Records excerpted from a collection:
=== Begin Enclosure ===
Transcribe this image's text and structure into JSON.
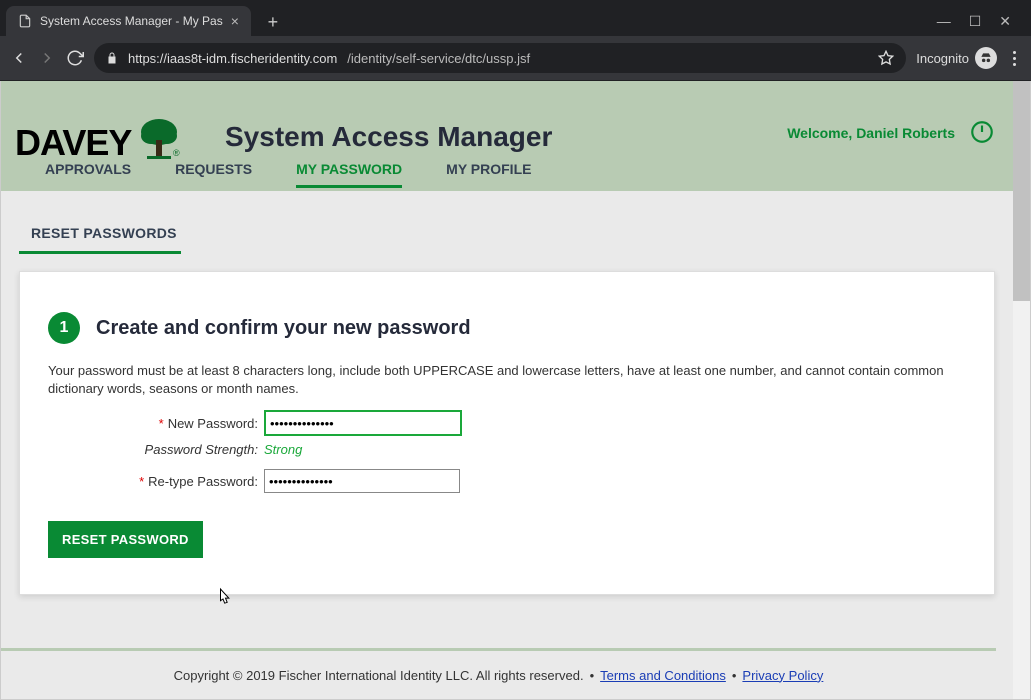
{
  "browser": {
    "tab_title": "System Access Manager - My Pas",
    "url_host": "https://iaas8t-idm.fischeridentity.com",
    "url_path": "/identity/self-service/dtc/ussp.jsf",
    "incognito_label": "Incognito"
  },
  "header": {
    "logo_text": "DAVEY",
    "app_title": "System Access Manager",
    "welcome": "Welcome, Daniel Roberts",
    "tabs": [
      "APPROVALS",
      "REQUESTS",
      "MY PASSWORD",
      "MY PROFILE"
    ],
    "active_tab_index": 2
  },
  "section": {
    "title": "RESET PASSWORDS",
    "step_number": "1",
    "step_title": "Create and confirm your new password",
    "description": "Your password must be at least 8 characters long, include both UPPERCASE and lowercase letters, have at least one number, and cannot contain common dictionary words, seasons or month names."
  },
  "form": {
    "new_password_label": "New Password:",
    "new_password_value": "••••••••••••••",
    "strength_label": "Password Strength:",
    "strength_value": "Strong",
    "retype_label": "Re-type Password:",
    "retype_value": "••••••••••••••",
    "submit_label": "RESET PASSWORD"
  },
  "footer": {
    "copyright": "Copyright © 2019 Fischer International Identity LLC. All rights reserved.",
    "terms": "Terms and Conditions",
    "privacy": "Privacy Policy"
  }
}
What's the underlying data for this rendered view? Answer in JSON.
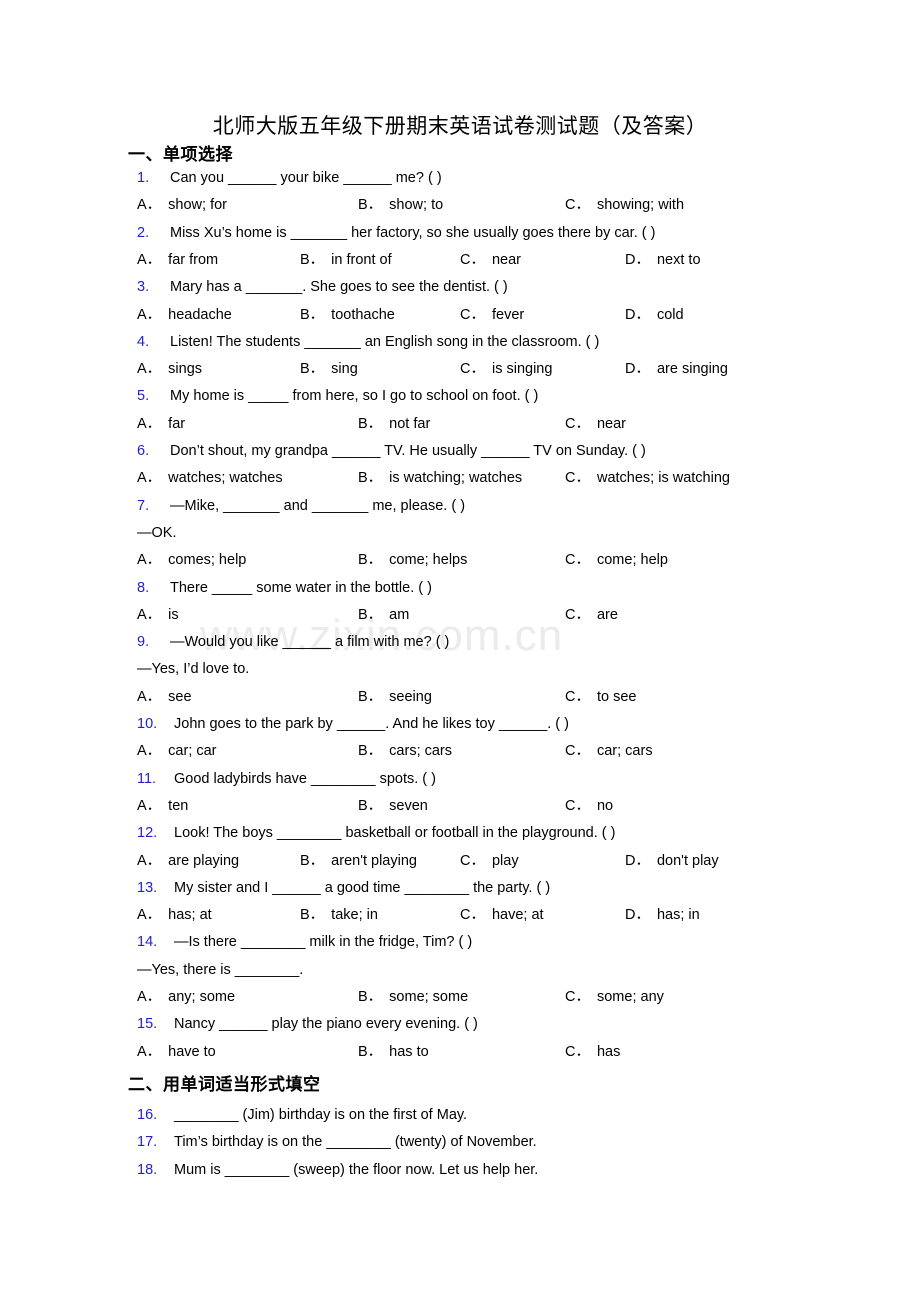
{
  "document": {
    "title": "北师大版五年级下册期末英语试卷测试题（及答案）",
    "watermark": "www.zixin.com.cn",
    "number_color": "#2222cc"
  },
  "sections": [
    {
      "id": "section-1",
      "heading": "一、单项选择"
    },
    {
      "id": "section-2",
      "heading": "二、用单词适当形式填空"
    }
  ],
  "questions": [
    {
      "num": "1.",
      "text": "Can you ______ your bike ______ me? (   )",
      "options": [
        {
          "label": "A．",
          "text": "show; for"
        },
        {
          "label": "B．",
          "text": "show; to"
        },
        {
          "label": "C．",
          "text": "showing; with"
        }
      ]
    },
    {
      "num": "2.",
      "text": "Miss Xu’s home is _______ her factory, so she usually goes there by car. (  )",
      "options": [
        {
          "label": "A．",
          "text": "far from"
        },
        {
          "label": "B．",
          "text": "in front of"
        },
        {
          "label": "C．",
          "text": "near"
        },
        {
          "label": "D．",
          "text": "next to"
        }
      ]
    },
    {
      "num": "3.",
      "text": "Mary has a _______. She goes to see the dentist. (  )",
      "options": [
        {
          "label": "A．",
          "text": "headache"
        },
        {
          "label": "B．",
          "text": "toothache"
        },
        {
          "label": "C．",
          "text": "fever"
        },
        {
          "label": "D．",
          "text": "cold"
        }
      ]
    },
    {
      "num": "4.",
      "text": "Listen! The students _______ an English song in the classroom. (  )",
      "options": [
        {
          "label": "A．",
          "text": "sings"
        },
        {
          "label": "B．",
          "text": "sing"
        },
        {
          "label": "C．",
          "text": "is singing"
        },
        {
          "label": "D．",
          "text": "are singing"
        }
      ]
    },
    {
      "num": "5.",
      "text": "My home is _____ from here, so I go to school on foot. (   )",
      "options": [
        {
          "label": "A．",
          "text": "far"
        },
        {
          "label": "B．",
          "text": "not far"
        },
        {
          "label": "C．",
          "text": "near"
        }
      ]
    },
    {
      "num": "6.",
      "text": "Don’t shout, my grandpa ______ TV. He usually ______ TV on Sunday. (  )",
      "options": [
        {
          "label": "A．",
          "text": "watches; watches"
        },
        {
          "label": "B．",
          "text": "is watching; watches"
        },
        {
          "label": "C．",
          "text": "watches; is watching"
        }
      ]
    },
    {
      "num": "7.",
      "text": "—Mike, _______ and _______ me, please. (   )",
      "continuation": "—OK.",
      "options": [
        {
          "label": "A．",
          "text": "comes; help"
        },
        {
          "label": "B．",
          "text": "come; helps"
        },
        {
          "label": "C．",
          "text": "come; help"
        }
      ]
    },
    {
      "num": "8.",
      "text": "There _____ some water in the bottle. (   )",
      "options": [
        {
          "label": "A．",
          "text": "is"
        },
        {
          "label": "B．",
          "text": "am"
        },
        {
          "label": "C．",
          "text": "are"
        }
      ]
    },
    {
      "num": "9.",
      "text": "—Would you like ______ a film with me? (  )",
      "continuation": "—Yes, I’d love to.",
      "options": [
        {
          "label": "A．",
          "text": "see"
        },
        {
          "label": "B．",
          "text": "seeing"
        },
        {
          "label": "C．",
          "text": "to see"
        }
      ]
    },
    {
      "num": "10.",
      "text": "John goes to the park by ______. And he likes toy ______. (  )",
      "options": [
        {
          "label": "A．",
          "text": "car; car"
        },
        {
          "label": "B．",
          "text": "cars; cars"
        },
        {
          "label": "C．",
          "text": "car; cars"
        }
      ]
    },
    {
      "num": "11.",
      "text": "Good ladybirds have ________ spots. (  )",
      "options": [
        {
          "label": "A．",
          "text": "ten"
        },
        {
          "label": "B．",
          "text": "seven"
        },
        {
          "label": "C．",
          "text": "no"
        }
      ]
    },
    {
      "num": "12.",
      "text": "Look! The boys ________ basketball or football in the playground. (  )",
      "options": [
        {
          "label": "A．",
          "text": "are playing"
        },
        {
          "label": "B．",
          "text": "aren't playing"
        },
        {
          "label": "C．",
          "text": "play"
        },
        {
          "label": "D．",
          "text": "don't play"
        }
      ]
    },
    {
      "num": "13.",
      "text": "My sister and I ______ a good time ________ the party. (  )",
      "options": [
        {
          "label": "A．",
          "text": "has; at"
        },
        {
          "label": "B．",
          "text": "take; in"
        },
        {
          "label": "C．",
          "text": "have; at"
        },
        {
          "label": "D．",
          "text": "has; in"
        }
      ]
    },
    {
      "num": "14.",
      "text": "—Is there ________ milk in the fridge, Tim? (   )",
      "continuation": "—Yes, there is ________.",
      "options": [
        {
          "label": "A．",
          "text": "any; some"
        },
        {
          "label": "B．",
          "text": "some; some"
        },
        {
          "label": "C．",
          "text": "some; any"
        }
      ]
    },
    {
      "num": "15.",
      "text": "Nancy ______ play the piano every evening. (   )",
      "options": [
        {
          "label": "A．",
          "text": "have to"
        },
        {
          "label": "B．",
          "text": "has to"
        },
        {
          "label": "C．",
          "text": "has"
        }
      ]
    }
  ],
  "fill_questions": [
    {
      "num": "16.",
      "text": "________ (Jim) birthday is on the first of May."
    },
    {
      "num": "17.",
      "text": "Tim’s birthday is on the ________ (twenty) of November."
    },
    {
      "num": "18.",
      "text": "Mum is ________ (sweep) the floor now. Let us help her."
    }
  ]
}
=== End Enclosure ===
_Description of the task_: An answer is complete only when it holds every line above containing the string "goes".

_Reply to the task_:
      "text": "Miss Xu’s home is _______ her factory, so she usually goes there by car. (  )",
      "text": "Mary has a _______. She goes to see the dentist. (  )",
      "text": "John goes to the park by ______. And he likes toy ______. (  )",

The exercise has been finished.